-- Opening Marker --

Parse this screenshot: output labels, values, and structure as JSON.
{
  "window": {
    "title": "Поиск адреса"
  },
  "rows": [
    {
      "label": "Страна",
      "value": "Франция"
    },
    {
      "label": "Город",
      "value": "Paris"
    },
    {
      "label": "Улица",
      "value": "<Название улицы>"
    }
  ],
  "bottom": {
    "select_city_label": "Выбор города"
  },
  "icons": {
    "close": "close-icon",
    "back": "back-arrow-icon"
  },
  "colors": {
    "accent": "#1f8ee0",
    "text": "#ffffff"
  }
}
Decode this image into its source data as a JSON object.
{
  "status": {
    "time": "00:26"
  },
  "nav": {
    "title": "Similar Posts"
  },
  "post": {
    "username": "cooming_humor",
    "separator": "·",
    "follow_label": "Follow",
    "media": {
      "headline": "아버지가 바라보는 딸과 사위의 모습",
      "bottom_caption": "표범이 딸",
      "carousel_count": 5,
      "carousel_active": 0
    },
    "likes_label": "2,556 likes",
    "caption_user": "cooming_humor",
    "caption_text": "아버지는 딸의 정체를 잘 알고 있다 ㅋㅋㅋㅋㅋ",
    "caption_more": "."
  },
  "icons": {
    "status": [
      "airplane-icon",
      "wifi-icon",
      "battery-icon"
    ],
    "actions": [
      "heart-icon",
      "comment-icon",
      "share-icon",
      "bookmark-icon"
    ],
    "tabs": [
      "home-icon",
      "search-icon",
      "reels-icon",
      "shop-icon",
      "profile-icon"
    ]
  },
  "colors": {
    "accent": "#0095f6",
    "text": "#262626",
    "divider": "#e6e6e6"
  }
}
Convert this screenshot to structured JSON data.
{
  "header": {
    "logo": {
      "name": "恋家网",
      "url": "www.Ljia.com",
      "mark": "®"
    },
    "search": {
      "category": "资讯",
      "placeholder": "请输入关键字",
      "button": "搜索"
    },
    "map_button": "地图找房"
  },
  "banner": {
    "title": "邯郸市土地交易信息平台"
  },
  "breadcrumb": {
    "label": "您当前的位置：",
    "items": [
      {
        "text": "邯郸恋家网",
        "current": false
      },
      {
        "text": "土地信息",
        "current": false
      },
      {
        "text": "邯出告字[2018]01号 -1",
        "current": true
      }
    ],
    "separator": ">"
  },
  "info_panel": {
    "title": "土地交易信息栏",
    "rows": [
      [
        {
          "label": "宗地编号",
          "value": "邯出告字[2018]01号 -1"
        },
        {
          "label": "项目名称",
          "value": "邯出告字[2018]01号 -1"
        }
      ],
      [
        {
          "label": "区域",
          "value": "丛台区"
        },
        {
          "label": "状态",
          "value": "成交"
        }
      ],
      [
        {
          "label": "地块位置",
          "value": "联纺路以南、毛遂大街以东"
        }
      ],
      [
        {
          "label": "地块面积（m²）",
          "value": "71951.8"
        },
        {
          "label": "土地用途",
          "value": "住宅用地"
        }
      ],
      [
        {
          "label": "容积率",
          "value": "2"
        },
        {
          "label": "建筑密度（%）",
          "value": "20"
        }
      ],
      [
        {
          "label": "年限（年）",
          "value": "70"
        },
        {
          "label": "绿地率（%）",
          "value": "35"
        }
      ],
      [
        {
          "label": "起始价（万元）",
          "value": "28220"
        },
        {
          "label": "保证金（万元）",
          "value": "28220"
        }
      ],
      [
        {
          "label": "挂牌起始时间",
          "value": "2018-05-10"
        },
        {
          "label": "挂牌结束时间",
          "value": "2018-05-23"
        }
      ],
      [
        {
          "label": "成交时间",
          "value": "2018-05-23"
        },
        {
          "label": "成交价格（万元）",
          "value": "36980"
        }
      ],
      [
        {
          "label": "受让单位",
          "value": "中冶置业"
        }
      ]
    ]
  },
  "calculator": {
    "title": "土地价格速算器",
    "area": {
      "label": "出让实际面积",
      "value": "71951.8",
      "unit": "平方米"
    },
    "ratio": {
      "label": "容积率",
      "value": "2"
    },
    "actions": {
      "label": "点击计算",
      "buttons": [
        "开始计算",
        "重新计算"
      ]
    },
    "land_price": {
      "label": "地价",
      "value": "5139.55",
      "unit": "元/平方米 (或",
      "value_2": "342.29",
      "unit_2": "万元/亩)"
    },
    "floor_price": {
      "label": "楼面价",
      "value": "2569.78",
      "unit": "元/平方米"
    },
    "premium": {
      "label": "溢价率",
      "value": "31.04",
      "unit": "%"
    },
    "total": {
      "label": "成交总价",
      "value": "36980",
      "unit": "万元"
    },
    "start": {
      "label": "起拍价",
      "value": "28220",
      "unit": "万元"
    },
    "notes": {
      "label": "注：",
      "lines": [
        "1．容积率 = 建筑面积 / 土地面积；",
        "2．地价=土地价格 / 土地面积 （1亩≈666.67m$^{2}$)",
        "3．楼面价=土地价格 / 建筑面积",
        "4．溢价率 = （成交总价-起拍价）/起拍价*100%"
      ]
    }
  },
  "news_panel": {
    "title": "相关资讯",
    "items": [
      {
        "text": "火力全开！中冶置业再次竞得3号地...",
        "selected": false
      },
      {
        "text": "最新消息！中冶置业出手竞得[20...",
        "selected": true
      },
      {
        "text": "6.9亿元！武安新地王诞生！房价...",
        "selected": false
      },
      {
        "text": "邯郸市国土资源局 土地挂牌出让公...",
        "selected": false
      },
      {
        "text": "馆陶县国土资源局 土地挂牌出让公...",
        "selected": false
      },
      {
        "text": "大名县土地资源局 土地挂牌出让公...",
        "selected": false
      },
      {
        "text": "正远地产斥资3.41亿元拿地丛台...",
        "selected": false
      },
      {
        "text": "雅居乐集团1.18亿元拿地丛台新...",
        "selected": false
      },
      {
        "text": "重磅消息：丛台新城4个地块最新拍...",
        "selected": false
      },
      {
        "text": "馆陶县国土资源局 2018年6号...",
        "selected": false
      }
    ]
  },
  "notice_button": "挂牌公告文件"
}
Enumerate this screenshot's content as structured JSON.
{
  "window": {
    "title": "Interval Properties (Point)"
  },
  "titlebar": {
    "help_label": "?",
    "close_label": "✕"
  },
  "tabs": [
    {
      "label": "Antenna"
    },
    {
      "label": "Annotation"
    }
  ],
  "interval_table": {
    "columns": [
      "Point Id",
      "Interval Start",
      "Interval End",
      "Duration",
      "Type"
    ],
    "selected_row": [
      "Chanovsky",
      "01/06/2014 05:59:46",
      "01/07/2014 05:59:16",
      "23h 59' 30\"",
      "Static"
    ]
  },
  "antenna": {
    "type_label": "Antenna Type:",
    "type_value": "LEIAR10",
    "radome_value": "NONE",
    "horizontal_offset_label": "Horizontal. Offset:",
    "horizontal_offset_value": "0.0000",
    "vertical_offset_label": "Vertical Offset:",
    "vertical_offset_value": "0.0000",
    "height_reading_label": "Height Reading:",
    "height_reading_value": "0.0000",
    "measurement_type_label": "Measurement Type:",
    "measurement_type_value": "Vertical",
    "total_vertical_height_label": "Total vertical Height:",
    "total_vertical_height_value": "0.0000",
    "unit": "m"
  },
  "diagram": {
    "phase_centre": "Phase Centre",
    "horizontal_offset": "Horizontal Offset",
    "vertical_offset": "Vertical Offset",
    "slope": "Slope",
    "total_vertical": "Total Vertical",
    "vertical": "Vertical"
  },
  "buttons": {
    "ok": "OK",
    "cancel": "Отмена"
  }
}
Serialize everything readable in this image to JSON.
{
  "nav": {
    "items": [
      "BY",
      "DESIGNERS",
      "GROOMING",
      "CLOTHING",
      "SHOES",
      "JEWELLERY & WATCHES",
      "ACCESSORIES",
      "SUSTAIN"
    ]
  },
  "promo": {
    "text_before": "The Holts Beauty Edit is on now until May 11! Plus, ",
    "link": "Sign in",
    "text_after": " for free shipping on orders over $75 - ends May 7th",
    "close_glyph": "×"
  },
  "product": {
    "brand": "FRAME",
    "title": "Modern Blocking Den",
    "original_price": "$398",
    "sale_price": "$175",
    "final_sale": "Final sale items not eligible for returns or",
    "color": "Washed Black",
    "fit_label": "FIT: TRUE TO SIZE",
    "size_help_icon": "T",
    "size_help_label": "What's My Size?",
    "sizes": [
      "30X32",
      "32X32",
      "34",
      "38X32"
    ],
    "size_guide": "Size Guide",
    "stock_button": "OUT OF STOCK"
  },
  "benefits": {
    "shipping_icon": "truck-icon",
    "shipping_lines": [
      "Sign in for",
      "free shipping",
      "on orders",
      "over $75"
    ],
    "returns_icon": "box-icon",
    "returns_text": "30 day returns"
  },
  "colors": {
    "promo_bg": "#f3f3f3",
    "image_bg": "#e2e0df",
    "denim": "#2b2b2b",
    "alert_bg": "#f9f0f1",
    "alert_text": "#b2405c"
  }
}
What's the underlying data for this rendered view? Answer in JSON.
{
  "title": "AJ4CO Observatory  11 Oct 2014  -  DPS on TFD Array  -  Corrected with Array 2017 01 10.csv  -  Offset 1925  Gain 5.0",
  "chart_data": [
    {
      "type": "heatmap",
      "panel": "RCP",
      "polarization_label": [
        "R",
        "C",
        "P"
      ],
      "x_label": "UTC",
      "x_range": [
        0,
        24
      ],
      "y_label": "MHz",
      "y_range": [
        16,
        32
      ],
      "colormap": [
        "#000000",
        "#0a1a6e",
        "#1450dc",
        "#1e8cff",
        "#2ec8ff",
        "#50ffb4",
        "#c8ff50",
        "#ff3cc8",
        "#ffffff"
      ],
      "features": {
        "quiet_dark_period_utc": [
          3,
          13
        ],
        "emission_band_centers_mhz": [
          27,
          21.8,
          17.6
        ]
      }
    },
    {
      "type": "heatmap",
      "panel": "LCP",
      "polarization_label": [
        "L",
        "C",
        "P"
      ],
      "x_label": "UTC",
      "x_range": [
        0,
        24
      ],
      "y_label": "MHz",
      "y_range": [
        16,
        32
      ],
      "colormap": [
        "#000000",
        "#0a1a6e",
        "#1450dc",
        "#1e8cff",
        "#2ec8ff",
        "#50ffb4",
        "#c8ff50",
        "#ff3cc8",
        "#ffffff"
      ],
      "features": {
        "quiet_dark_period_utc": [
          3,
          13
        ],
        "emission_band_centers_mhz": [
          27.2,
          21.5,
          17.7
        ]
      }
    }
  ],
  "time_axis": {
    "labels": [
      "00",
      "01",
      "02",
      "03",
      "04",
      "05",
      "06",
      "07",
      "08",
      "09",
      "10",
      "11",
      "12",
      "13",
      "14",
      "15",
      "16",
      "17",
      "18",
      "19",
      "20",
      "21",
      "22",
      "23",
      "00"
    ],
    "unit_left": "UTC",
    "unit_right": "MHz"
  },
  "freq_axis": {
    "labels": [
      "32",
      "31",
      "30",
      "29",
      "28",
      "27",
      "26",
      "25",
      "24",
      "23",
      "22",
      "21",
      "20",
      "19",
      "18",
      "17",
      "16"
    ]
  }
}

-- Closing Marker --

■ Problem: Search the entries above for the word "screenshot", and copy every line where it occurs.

■ Response below:
Parse this screenshot: output labels, values, and structure as JSON.
Convert this screenshot to structured JSON data.
Enumerate this screenshot's content as structured JSON.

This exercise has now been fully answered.